(INFORMATION SHOWN)

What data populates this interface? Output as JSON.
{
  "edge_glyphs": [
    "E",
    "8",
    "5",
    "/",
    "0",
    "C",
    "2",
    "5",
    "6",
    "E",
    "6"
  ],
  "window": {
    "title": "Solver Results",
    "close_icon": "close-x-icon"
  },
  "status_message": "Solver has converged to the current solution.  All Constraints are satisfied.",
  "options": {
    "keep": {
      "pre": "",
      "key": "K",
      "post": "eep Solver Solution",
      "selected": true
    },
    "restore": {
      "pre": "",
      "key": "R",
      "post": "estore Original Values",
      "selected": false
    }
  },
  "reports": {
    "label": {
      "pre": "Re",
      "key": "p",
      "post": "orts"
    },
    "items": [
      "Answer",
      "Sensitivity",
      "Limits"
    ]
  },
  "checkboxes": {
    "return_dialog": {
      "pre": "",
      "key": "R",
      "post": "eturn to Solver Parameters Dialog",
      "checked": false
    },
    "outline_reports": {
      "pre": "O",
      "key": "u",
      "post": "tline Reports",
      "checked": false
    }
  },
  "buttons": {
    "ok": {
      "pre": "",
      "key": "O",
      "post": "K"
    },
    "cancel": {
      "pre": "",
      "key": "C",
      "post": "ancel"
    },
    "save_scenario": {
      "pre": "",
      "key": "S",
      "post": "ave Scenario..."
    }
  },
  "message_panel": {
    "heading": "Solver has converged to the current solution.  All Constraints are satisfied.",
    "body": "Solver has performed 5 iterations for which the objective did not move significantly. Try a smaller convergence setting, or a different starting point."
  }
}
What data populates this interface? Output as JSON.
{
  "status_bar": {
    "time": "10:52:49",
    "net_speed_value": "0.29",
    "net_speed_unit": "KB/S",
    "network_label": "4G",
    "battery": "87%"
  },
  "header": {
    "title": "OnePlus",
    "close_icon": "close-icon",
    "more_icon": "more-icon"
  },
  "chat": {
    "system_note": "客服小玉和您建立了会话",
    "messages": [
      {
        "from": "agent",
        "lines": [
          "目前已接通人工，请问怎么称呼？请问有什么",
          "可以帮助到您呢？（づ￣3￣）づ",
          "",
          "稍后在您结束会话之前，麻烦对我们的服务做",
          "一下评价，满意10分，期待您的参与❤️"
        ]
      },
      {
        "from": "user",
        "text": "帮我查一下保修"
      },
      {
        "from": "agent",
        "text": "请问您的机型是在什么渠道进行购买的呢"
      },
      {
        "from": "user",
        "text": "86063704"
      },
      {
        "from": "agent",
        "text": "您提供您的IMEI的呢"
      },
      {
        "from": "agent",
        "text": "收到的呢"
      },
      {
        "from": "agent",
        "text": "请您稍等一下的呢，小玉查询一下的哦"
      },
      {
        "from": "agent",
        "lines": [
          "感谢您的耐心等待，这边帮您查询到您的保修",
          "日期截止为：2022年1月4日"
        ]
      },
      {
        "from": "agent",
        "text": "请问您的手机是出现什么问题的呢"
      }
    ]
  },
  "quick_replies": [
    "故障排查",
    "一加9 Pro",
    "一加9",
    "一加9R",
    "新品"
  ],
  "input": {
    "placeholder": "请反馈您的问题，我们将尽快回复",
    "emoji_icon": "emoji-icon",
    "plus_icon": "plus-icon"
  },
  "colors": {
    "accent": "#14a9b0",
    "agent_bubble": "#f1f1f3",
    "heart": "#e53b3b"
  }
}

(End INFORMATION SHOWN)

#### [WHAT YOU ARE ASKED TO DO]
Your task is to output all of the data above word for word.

#### [RESPONSE TO THE EXERCISE]
What data populates this interface? Output as JSON.
{
  "edge_glyphs": [
    "E",
    "8",
    "5",
    "/",
    "0",
    "C",
    "2",
    "5",
    "6",
    "E",
    "6"
  ],
  "window": {
    "title": "Solver Results",
    "close_icon": "close-x-icon"
  },
  "status_message": "Solver has converged to the current solution.  All Constraints are satisfied.",
  "options": {
    "keep": {
      "pre": "",
      "key": "K",
      "post": "eep Solver Solution",
      "selected": true
    },
    "restore": {
      "pre": "",
      "key": "R",
      "post": "estore Original Values",
      "selected": false
    }
  },
  "reports": {
    "label": {
      "pre": "Re",
      "key": "p",
      "post": "orts"
    },
    "items": [
      "Answer",
      "Sensitivity",
      "Limits"
    ]
  },
  "checkboxes": {
    "return_dialog": {
      "pre": "",
      "key": "R",
      "post": "eturn to Solver Parameters Dialog",
      "checked": false
    },
    "outline_reports": {
      "pre": "O",
      "key": "u",
      "post": "tline Reports",
      "checked": false
    }
  },
  "buttons": {
    "ok": {
      "pre": "",
      "key": "O",
      "post": "K"
    },
    "cancel": {
      "pre": "",
      "key": "C",
      "post": "ancel"
    },
    "save_scenario": {
      "pre": "",
      "key": "S",
      "post": "ave Scenario..."
    }
  },
  "message_panel": {
    "heading": "Solver has converged to the current solution.  All Constraints are satisfied.",
    "body": "Solver has performed 5 iterations for which the objective did not move significantly. Try a smaller convergence setting, or a different starting point."
  }
}
What data populates this interface? Output as JSON.
{
  "status_bar": {
    "time": "10:52:49",
    "net_speed_value": "0.29",
    "net_speed_unit": "KB/S",
    "network_label": "4G",
    "battery": "87%"
  },
  "header": {
    "title": "OnePlus",
    "close_icon": "close-icon",
    "more_icon": "more-icon"
  },
  "chat": {
    "system_note": "客服小玉和您建立了会话",
    "messages": [
      {
        "from": "agent",
        "lines": [
          "目前已接通人工，请问怎么称呼？请问有什么",
          "可以帮助到您呢？（づ￣3￣）づ",
          "",
          "稍后在您结束会话之前，麻烦对我们的服务做",
          "一下评价，满意10分，期待您的参与❤️"
        ]
      },
      {
        "from": "user",
        "text": "帮我查一下保修"
      },
      {
        "from": "agent",
        "text": "请问您的机型是在什么渠道进行购买的呢"
      },
      {
        "from": "user",
        "text": "86063704"
      },
      {
        "from": "agent",
        "text": "您提供您的IMEI的呢"
      },
      {
        "from": "agent",
        "text": "收到的呢"
      },
      {
        "from": "agent",
        "text": "请您稍等一下的呢，小玉查询一下的哦"
      },
      {
        "from": "agent",
        "lines": [
          "感谢您的耐心等待，这边帮您查询到您的保修",
          "日期截止为：2022年1月4日"
        ]
      },
      {
        "from": "agent",
        "text": "请问您的手机是出现什么问题的呢"
      }
    ]
  },
  "quick_replies": [
    "故障排查",
    "一加9 Pro",
    "一加9",
    "一加9R",
    "新品"
  ],
  "input": {
    "placeholder": "请反馈您的问题，我们将尽快回复",
    "emoji_icon": "emoji-icon",
    "plus_icon": "plus-icon"
  },
  "colors": {
    "accent": "#14a9b0",
    "agent_bubble": "#f1f1f3",
    "heart": "#e53b3b"
  }
}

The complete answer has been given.